In his book The Captive Mind, written in 1951-2 and published in the West in 1953, the Polish poet and essayist Czeslaw Milosz paid Orwell one of the greatest compliments that one writer has ever bestowed upon another. Milosz had seen the Stalinisation of Eastern Europe from the inside, as a cultural official. He wrote, of his fellow-sufferers: A few have become acquainted with Orwell's 1984; because it is both difficult to obtain and dangerous to possess, it is known only to certain members of the Inner Party. Orwell fascinates them through his insight into details they know well, and through his use of Swiftian satire. Such a form of writing is forbidden by the New Faith because allegory, by nature manifold in meaning, would trespass beyond the prescriptions of socialist realism and the demands of the censor. Even those who know Orwell only by hearsay are amazed that a writer who never lived in Russia should have so keen a perception into its life. Only one or two years after Orwell's death, in other words, his book about a secret book circulated only within the Inner Party was itself a secret book circulated only within the Inner Party.

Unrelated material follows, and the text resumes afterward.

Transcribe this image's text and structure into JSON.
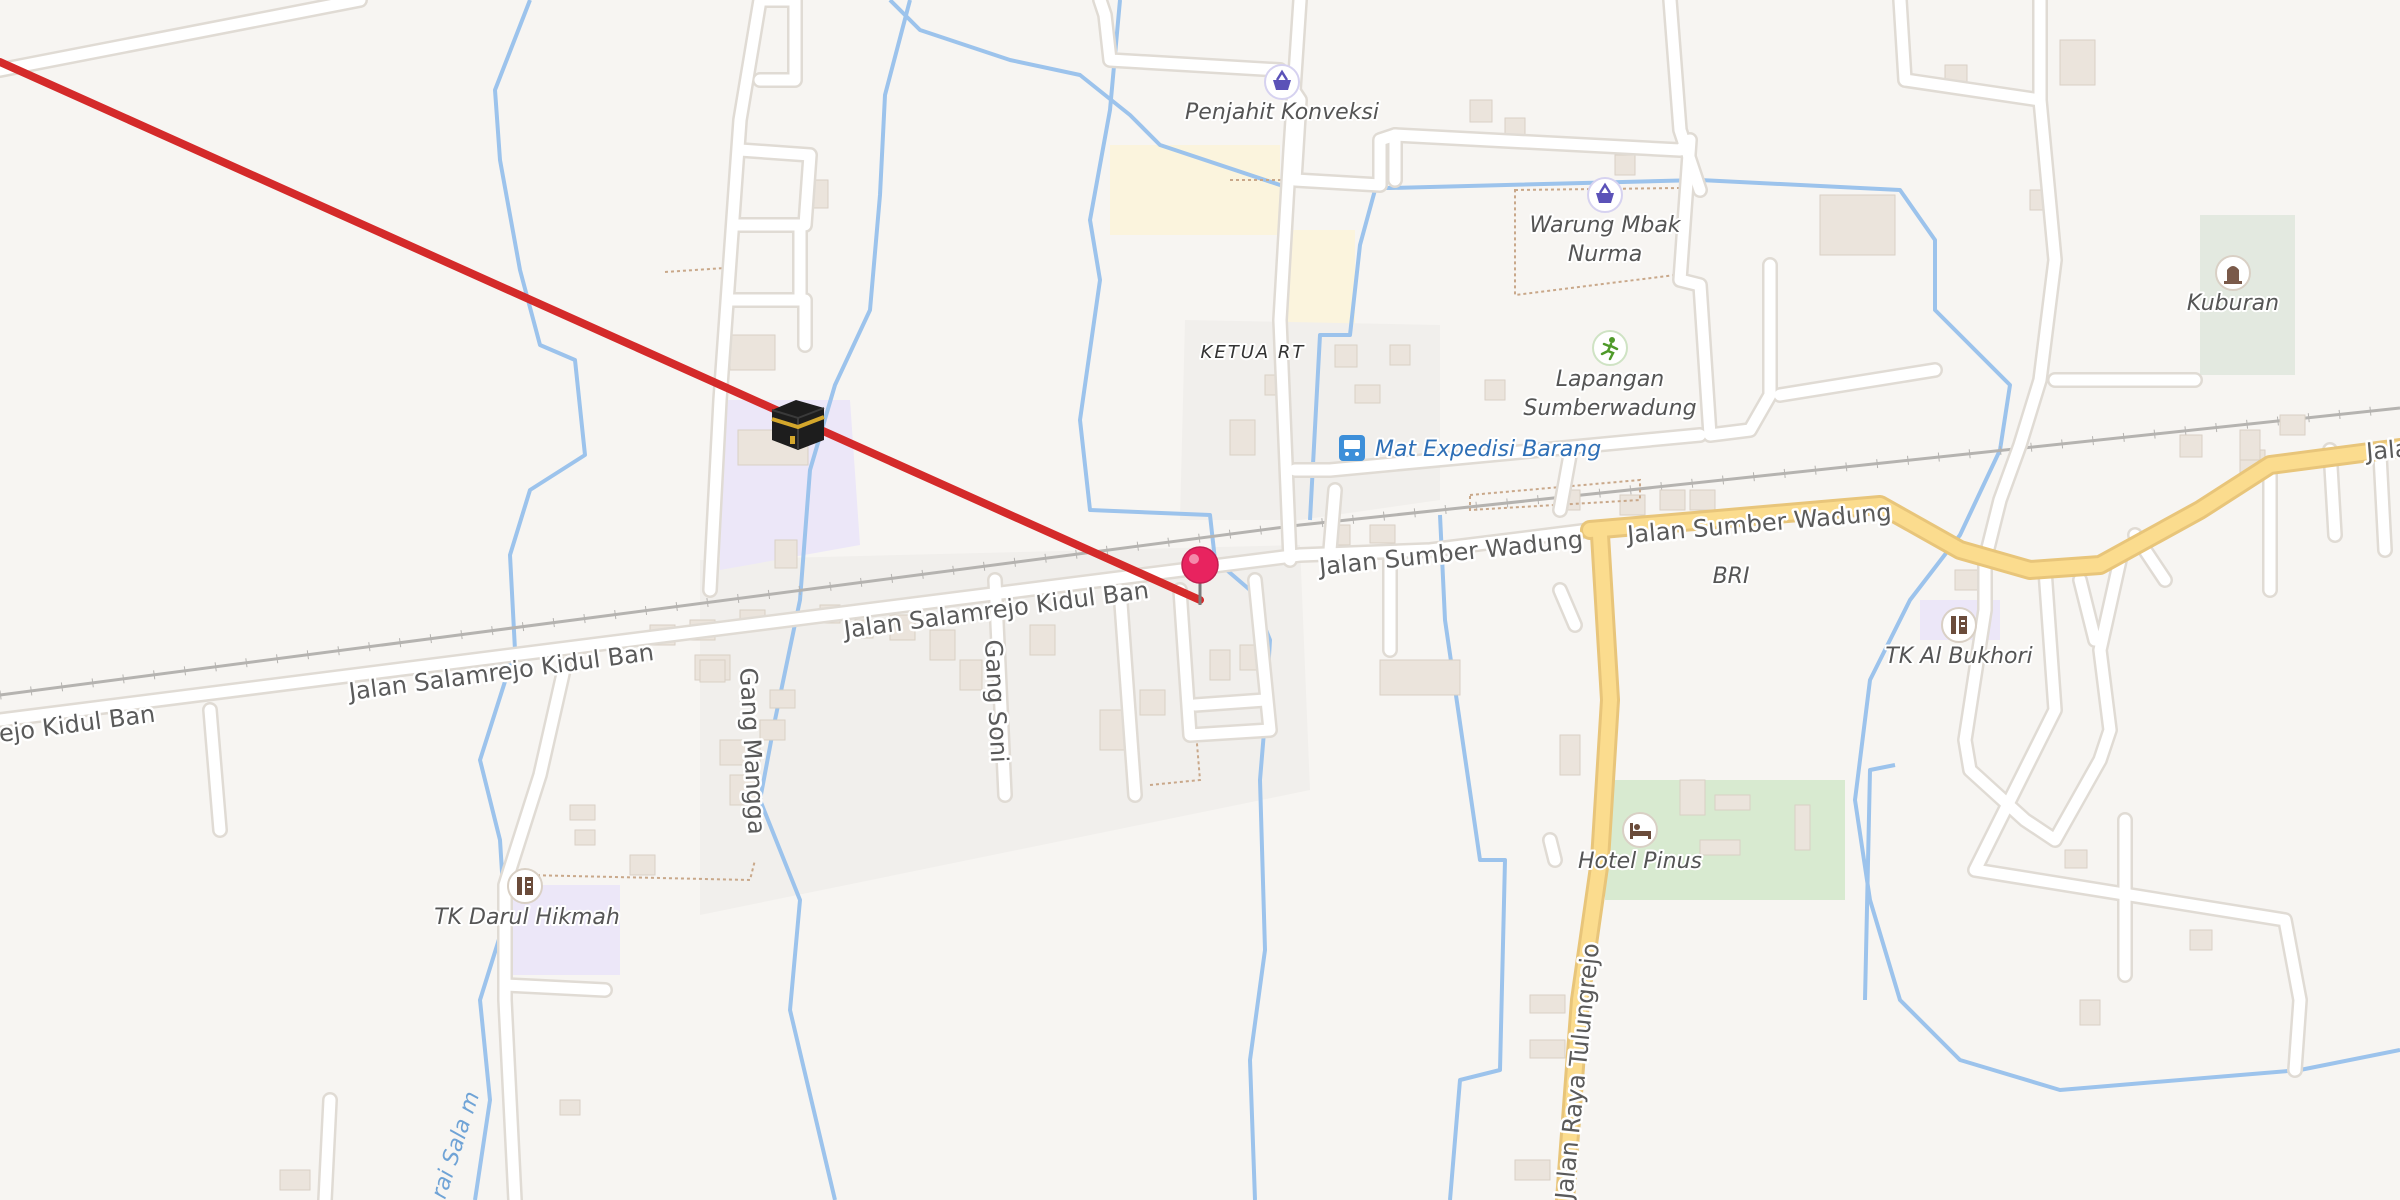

Financial Times commentator Martin Wolf concluded in 2010: "We already know that the earthquake of the past few years has damaged Western economies, while leaving those of emerging countries, particularly Asia, standing. It has also destroyed Western prestige. The West has dominated the world economically and intellectually for at least two centuries. That epoch is now over. Hitherto, the rulers of emerging countries disliked the West's pretensions, but respected its competence. This is true no longer. Never again will the West have the sole word." I was reminded of the Asian financial crisis in 1997. When Asian economies were devastated by similarly foolish borrowing the West - including the International Monetary Fund and World Bank - prescribed bitter medicine. They extolled traditional free market principles: Asia should raise interest rates to support sagging currencies, while state spending, debt, subsidies should be cut drastically. Banks and companies in trouble should be left to fail, there should be no bail-outs. South Korea, Thailand, Indonesia were pressured into swallowing the bitter medicine. President Suharto paid the ultimate price: he was forced to resign. Anger against the IMF was widespread. I was in Los Angeles for a seminar organised by the Claremont McKenna College to discuss, among other things, the Asian crisis. The Thai speaker resorted to profanity: F- the IMF, he screamed. The Asian press was blamed by some Western academics. If we had the kind of press freedoms the West enjoyed, we could have flagged the danger before the crisis hit. Western credibility was torn to shreds when the financial tsunami struck Wall Street. Shamelessly abandoning the policy prescriptions they imposed on Asia, they decided their banks and companies like General Motors were too big to fail. How many Asian countries could have been spared severe pain if they had ignored the IMF? How vain was their criticism of the Asian press, for the almost unfettered press freedoms the West enjoyed had failed to prevent catastrophe.
Cheong Yip Seng